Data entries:
= Beginning of Section =

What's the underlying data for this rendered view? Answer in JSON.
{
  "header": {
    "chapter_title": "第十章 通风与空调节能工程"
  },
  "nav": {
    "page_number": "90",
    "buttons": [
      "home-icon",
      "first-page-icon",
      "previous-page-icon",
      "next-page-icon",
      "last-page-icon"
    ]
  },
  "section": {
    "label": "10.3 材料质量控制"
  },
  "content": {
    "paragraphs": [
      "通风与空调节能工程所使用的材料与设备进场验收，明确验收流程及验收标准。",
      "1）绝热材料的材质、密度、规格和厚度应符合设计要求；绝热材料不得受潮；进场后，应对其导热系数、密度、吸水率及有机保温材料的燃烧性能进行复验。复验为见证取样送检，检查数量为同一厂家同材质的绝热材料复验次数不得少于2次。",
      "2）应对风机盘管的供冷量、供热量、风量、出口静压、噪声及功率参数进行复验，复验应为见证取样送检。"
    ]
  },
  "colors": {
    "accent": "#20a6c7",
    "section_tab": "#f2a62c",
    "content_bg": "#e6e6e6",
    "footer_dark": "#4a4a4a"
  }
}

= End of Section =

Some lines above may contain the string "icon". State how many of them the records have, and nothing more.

SOLUTION TO THIS TASK:
5